Today was so gorgeous that we shared the summit with several other happy hikers.  Brandon and I found the summit register, a waterproof tube attached to a rock with a cable. A register wasn’t included, but some hikers who had summitted a few weeks ago had left their sign in the tube, so we scrawled our name on it and snapped our photo before we backtracked fifty feet or so to find a warm spot, out of the wind.

As Brandon cracked open a beer and I pulled out my PB&J, our group slowly joined us over the next forty-five minutes.  We enjoyed the sunny weather on the summit for an hour before heading back down.  If we thought the wind was relentless earlier, I’m not sure how to explain it now.  It was nearly blowing me sideways at times.  I had to look straight down to keep my hat from blowing off…many others lost theirs.

Once we got a 1,000 to 1,500 feet below the summit we were blessed to see the rare shaggy, mountain goat grazing on the green tundra.  It was so exciting!  Our only other mammal spotting was a quick glimpse of a marmot.  We were surprised to see any animals with all the people around, though despite all the cars along Guanella Pass, the trail didn’t feel too crammed. Everyone was amazingly spread out over the 7 mile round-trip.

Our climb to the summit took 2:40 which included some wait time, and our hike down took about two hours which included stopping to watch the mountain goats.  With an hour on the summit, our overall hike was close to six hours which made for an awesome Sunday!
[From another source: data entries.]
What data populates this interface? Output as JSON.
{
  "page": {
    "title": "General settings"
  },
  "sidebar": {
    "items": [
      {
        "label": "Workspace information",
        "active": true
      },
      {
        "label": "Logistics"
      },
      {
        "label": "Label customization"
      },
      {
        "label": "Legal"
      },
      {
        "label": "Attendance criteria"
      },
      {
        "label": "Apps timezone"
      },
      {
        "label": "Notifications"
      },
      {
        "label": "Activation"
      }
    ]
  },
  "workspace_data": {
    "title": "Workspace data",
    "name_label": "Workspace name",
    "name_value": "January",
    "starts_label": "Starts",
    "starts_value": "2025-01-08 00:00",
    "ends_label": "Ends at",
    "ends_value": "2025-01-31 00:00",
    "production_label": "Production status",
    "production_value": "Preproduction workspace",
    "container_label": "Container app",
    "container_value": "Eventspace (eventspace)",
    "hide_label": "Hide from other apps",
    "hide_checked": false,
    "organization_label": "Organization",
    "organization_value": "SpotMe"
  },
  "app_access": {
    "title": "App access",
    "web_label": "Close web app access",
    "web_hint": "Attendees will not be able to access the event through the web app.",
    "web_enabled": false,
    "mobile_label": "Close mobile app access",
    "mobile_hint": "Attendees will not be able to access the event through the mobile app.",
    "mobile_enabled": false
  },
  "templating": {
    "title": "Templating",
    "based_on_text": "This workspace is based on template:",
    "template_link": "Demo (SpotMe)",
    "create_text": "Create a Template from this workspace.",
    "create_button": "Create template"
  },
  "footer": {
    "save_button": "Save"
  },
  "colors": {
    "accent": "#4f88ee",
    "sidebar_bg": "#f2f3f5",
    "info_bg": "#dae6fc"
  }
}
As with my Mt. Yale hike, the stats from the “Map My Hike” app don’t exactly match up with the stats from the 14ers.com website.  Map My Hike gives me far more credit in distance for hiking…perhaps I weave a lot at 14,000 feet!  Regardless of the distance, time, elevation, or ranking, each hike over 14,000 feet feels like an accomplishment, and it is becoming an addiction.  I’m wondering who I can talk into going with me on another.  I’m ready to bag another peak!!